February 2017, Atlanta
2017 and the customer touch point
Cross device usage and vast quantities of data were two of the biggest challenges that travel brands faced in 2016, and its only going to intensify this year
Ask any travel executive what they expect to be their biggest challenge in 2017 and their likely answer will be reaching the customer at the right time, in the right place and with the right information.
As Henrik Kjellberg, President of low-cost OTA Hotwire puts it: “The customer journey is becoming ever more complex, with shopping and purchasing being done over multiple devices. Learning how and when to capture the customer is becoming increasingly difficult.”
Sounding a similar note is Rodolphe Morfoise-Gauthier, the UK Country Manager of pan-European travel metasearch Gopili, who argues that one of the biggest challenges is to reliably attribute marketing campaigns. In an EyeforTravel story in December 2016 he admitted that “there are no real solutions – yet!”
Multiple ways to reach the customer
One of the biggest challenges is that brands have more places than ever to communicate with consumers, both online and offline. “From multiple browsers, multiple devices, direct mail, call centres and addressable TV, the number of consumer touch points only grows,” says Kristin Rosmorduc Vice President, Market Development at tech firm Neustar, an EyeforTravel sponsor.
From multiple browsers, multiple devices, direct mail, call centres and addressable TV, the number of consumer touch points only grows
The good news is that consumers today are providing valuable pieces of data at each touch point by giving out details such as name, email address and telephone numbers when booking a hotel or flight. In browsing, they are also revealing some indication of their attitude, intent and behaviour.
The bad news, however, is that very often data ends up in silos, and it can be false and unreliable. “Ensuring that all this data actually connects back to a single consumer is not easy,” says Rosmorduc.
At EyeforTravel’s Amsterdam Summit in November Javier Espinosa, Director of Forecasting, Analytics and Revenue Management at NH Hotel Group went as far as to say: “We are in an era of data pollution…the future is to have tools and people to dig into it.”
According to Rosmorduc consumers share false or unreliable data as often as they share accurate and useful data which makes it very difficult to achieve a clear picture of who that individual is at any point in time.
Many consumers today, for example, use multiple email addresses; the one they use to sign up for a loyalty card may be different to the one they use for Facebook or when making a purchase from an OTA. The customer may also have moved house, bought a new mobile phone or changed their name through marriage. Very often there are two different ‘versions’ of the consumer, which can be tough to reconcile.
So yes, while the sheer quantity of data that is available to marketers is a huge opportunity but current data management systems mean many organisations struggle to turn that quantity into quality. In fact,it’s becoming harder than ever to form a complete picture of a single consumer.
The quest continues

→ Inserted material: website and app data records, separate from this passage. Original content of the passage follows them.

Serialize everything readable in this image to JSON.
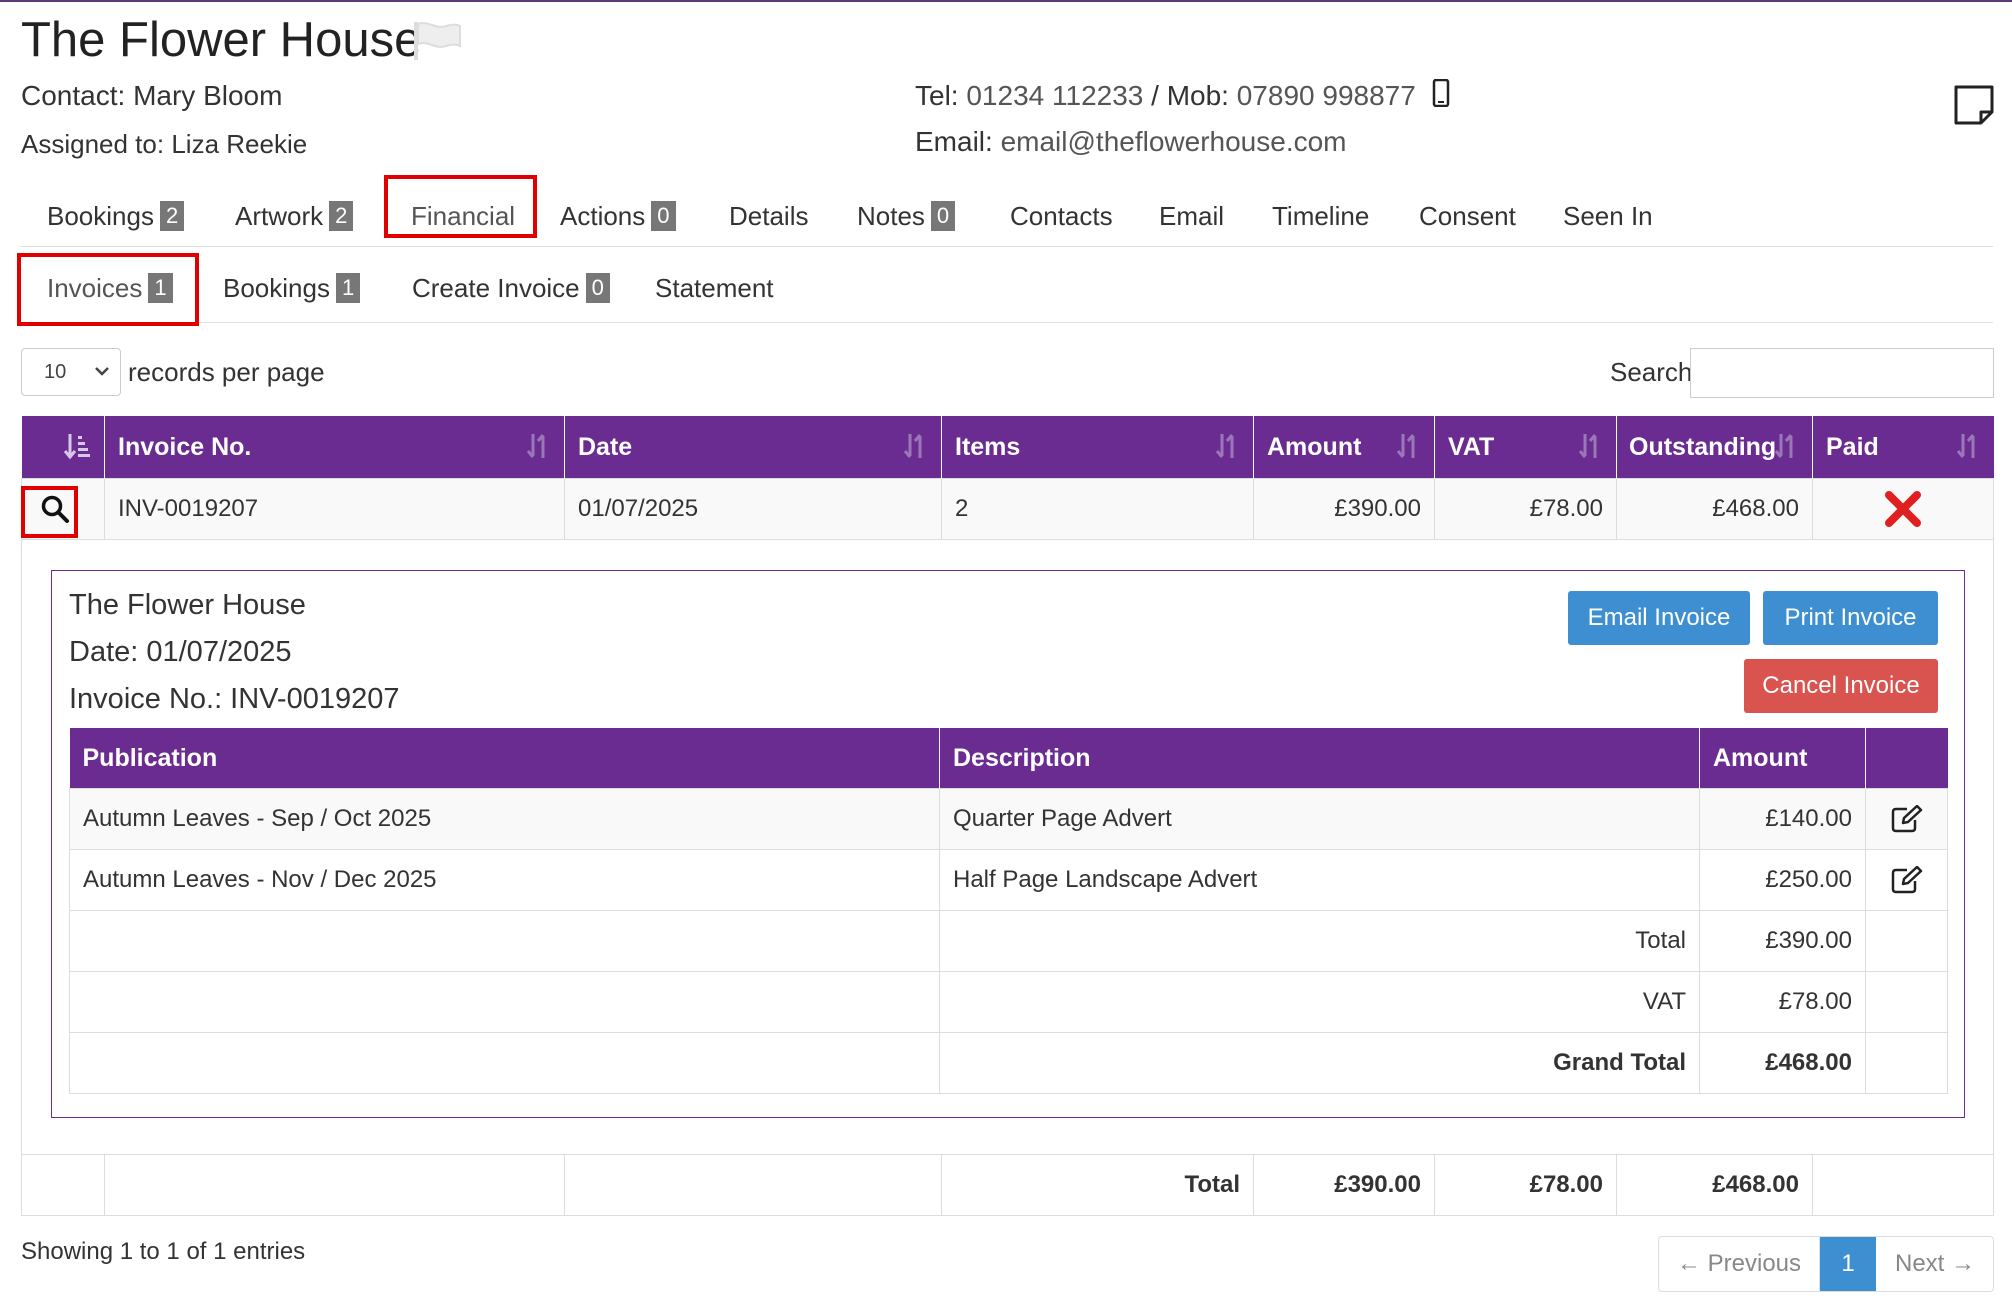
{
  "header": {
    "company": "The Flower House",
    "contact_label": "Contact:",
    "contact_name": "Mary Bloom",
    "assigned_label": "Assigned to:",
    "assigned_name": "Liza Reekie",
    "tel_label": "Tel:",
    "tel": "01234 112233",
    "mob_label": "/ Mob:",
    "mob": "07890 998877",
    "email_label": "Email:",
    "email": "email@theflowerhouse.com"
  },
  "tabs": [
    {
      "label": "Bookings",
      "badge": "2"
    },
    {
      "label": "Artwork",
      "badge": "2"
    },
    {
      "label": "Financial",
      "badge": ""
    },
    {
      "label": "Actions",
      "badge": "0"
    },
    {
      "label": "Details",
      "badge": ""
    },
    {
      "label": "Notes",
      "badge": "0"
    },
    {
      "label": "Contacts",
      "badge": ""
    },
    {
      "label": "Email",
      "badge": ""
    },
    {
      "label": "Timeline",
      "badge": ""
    },
    {
      "label": "Consent",
      "badge": ""
    },
    {
      "label": "Seen In",
      "badge": ""
    }
  ],
  "subtabs": [
    {
      "label": "Invoices",
      "badge": "1"
    },
    {
      "label": "Bookings",
      "badge": "1"
    },
    {
      "label": "Create Invoice",
      "badge": "0"
    },
    {
      "label": "Statement",
      "badge": ""
    }
  ],
  "list_controls": {
    "page_length": "10",
    "records_label": "records per page",
    "search_label": "Search:",
    "search_value": ""
  },
  "invoices_table": {
    "columns": [
      "",
      "Invoice No.",
      "Date",
      "Items",
      "Amount",
      "VAT",
      "Outstanding",
      "Paid"
    ],
    "rows": [
      {
        "invoice_no": "INV-0019207",
        "date": "01/07/2025",
        "items": "2",
        "amount": "£390.00",
        "vat": "£78.00",
        "outstanding": "£468.00",
        "paid": false
      }
    ],
    "footer": {
      "label": "Total",
      "amount": "£390.00",
      "vat": "£78.00",
      "outstanding": "£468.00"
    }
  },
  "invoice_detail": {
    "company": "The Flower House",
    "date_line": "Date: 01/07/2025",
    "invoice_line": "Invoice No.: INV-0019207",
    "buttons": {
      "email": "Email Invoice",
      "print": "Print Invoice",
      "cancel": "Cancel Invoice"
    },
    "columns": [
      "Publication",
      "Description",
      "Amount",
      ""
    ],
    "lines": [
      {
        "publication": "Autumn Leaves - Sep / Oct 2025",
        "description": "Quarter Page Advert",
        "amount": "£140.00"
      },
      {
        "publication": "Autumn Leaves - Nov / Dec 2025",
        "description": "Half Page Landscape Advert",
        "amount": "£250.00"
      }
    ],
    "totals": [
      {
        "label": "Total",
        "value": "£390.00",
        "bold": false
      },
      {
        "label": "VAT",
        "value": "£78.00",
        "bold": false
      },
      {
        "label": "Grand Total",
        "value": "£468.00",
        "bold": true
      }
    ]
  },
  "pagination": {
    "info": "Showing 1 to 1 of 1 entries",
    "previous": "← Previous",
    "current": "1",
    "next": "Next →"
  },
  "colors": {
    "brand_purple": "#6a2c91",
    "button_blue": "#3d8fd1",
    "button_red": "#d9534f",
    "highlight_red": "#e00000"
  }
}
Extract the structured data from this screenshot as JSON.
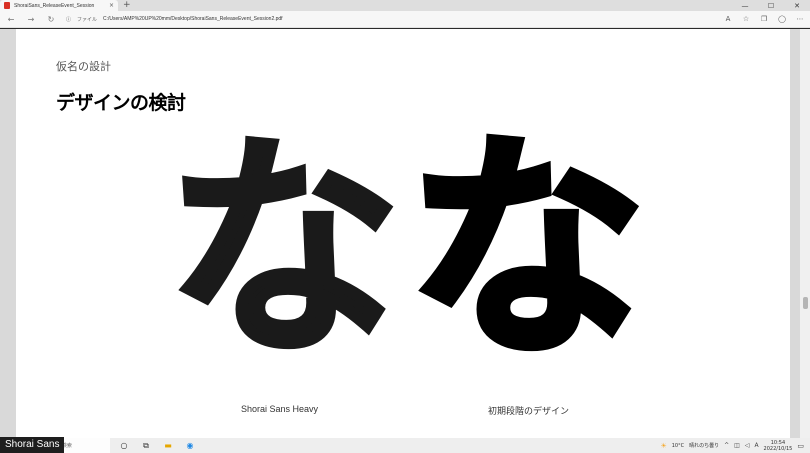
{
  "browser": {
    "tab_title": "ShoraiSans_ReleaseEvent_Session",
    "tab_close": "×",
    "new_tab": "+",
    "window_controls": [
      "—",
      "☐",
      "✕"
    ],
    "address": {
      "scheme_label": "ファイル",
      "url": "C:/Users/AMP%20UP%20mm/Desktop/ShoraiSans_ReleaseEvent_Session2.pdf"
    },
    "nav_icons": [
      "back-icon",
      "forward-icon",
      "reload-icon"
    ],
    "toolbar_icons": [
      "read-aloud-icon",
      "favorite-icon",
      "collections-icon",
      "profile-icon",
      "more-icon"
    ]
  },
  "slide": {
    "section_label": "仮名の設計",
    "title": "デザインの検討",
    "glyph_left": "な",
    "glyph_right": "な",
    "caption_left": "Shorai Sans Heavy",
    "caption_right": "初期段階のデザイン"
  },
  "taskbar": {
    "search_placeholder": "して検索",
    "weather_text": "10°C　晴れのち曇り",
    "clock_time": "10:54",
    "clock_date": "2022/10/15"
  },
  "overlay": {
    "label": "Shorai Sans"
  },
  "colors": {
    "page_bg": "#ffffff",
    "viewer_bg": "#d9d9d9",
    "glyph_left": "#1a1a1a",
    "glyph_right": "#000000",
    "pdf_favicon": "#d93025"
  }
}
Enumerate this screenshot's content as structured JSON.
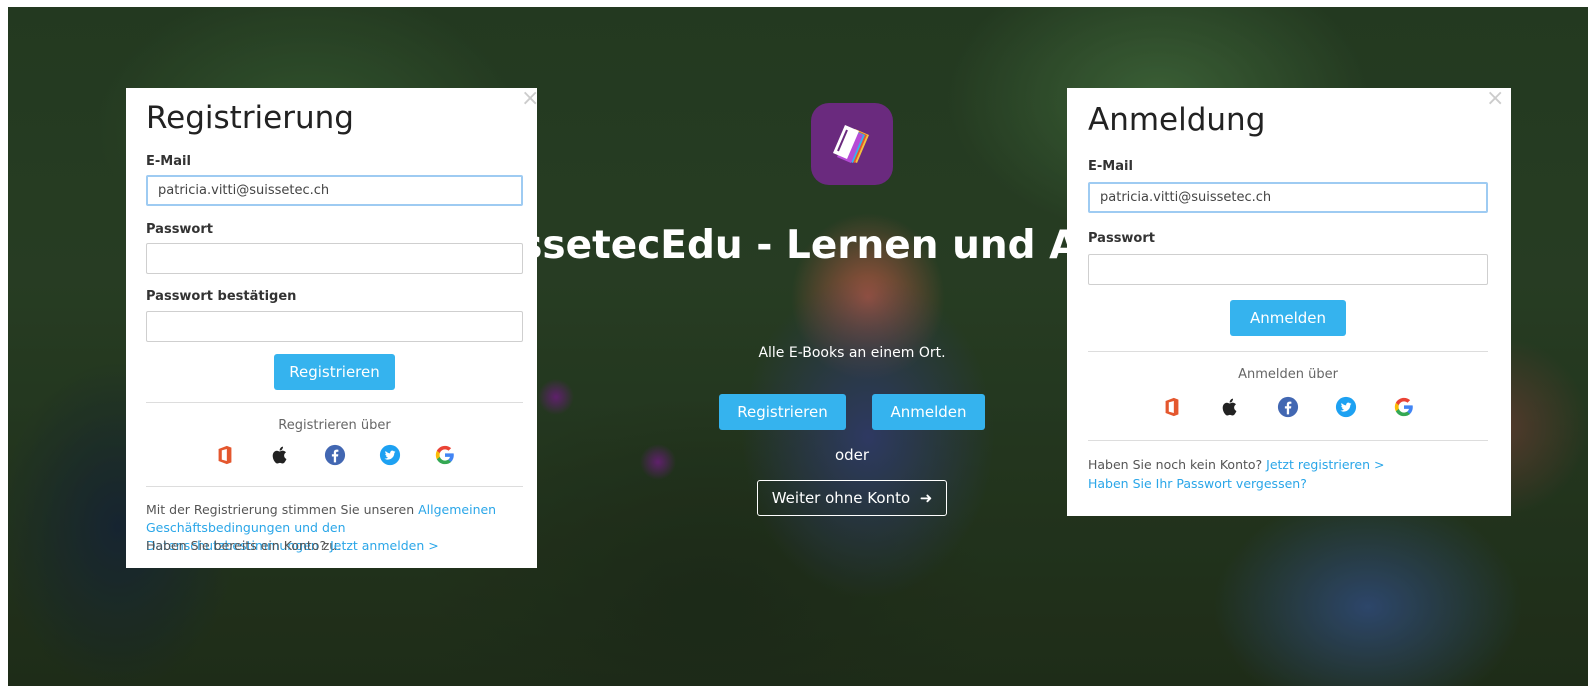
{
  "hero": {
    "title": "SuissetecEdu - Lernen und Arbeiten",
    "tagline": "Alle E-Books an einem Ort.",
    "register_label": "Registrieren",
    "login_label": "Anmelden",
    "or_label": "oder",
    "guest_label": "Weiter ohne Konto"
  },
  "register_modal": {
    "close": "×",
    "title": "Registrierung",
    "email_label": "E-Mail",
    "email_value": "patricia.vitti@suissetec.ch",
    "password_label": "Passwort",
    "password_value": "",
    "confirm_label": "Passwort bestätigen",
    "confirm_value": "",
    "submit_label": "Registrieren",
    "social_caption": "Registrieren über",
    "terms_prefix": "Mit der Registrierung stimmen Sie unseren ",
    "terms_link": "Allgemeinen Geschäftsbedingungen und den Datenschutzbestimmungen",
    "terms_suffix": " zu.",
    "account_prompt": "Haben Sie bereits ein Konto?",
    "login_link": "Jetzt anmelden >"
  },
  "login_modal": {
    "close": "×",
    "title": "Anmeldung",
    "email_label": "E-Mail",
    "email_value": "patricia.vitti@suissetec.ch",
    "password_label": "Passwort",
    "password_value": "",
    "submit_label": "Anmelden",
    "social_caption": "Anmelden über",
    "no_account_prompt": "Haben Sie noch kein Konto?",
    "register_link": "Jetzt registrieren >",
    "forgot_link": "Haben Sie Ihr Passwort vergessen?"
  },
  "social_icons": [
    "office-icon",
    "apple-icon",
    "facebook-icon",
    "twitter-icon",
    "google-icon"
  ],
  "colors": {
    "accent": "#35b3ee",
    "link": "#2aa6e8",
    "logo_bg": "#6a2a7e",
    "facebook": "#3b5998",
    "twitter": "#1da1f2",
    "office": "#e4572e"
  }
}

So in 2017 the quest for data driven personalisation will continue. Some brands will try to solve the data challenge in house, a common approach taken in the data driven metasearch landscape. Gopili is one of those and its strategy has been to involve users in testing from Day 1. Other players like Skyscanner and Trivago have put teams of data scientists at the centre of their organisations. As Mark Shilton, Principle Data Scientist at data-driven travel metasearch engine Skyscanner explains their approach is to make data central to all roles while focusing data scientists on predictive analytics rather than reporting.
Others will look to technologies from players like Neustar or Syniverse to solve the challenge. One thing is clear: brands will look to go beyond mere contact data to paint a full picture of who a consumer is. “This is not just about where they live and what their phone number is, but who they fundamentally are: their demographics, interests, attitudes, and behaviours,” says Rosmorduc.
Join us for the Smart Data Travel Summit in North America (February 22-23). Neustar is quoted here as part of EyeforTravel’s sponsored content programme